Winter is always a difficult time for the NHS – but this year, the knock-on effects of the pandemic mean that the limits on its capacity may be dangerously exposed. New figures published on Thursday revealed that a record 5.8 million people are waiting for hospital treatment, and that the proportion of A&E patients seen within the NHS’s target of four hours was the lowest since the current records began in January 2010. Meanwhile, occupancy of wards has already hit its expected winter peak.
Nowhere are these problems more obvious than in the ambulance service. A shortage of beds for arriving patients means that paramedics who once completed seven or eight jobs on a shift are now forced to wait in queues outside A&E units, “babysitting” their charges instead of moving on to new cases who sometimes wait for hours before they hear the siren that signals help is at hand. The most urgent calls now wait an average of nearly 54 minutes – up from 45 minutes in September. For less urgent calls, the average is upwards of three hours – and it can be much longer. The College of Paramedics has called the situation “unacceptable”, saying “patients are waiting too long and that is putting them at risk”.

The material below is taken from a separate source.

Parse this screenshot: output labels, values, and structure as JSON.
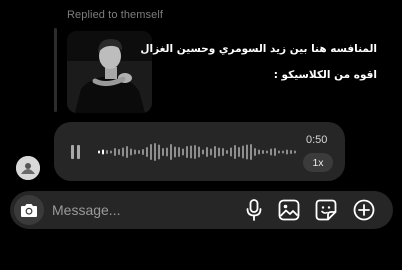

To understand how these grim figures play out on the ground, the Guardian’s Steven Morris went out on a shift in south Wales with Lee Davies, a paramedic, and Keith Rogers, an emergency medical technician (EMT). In this episode, Morris tells Nosheen Iqbal the story of that shift – and the patients kept waiting for hours to get the healthcare they need. And we follow Davies and Rogers as they describe their frustration while trying to get the job done in the most trying of circumstances.
You can read Steven Morris’s October piece: “You can queue for a whole shift”: the crisis facing Welsh ambulance crews, here. And you can read a story by Denis Campbell published on Thursday: NHS ambulance delays leaving patients stuck at GP surgeries for hours, here.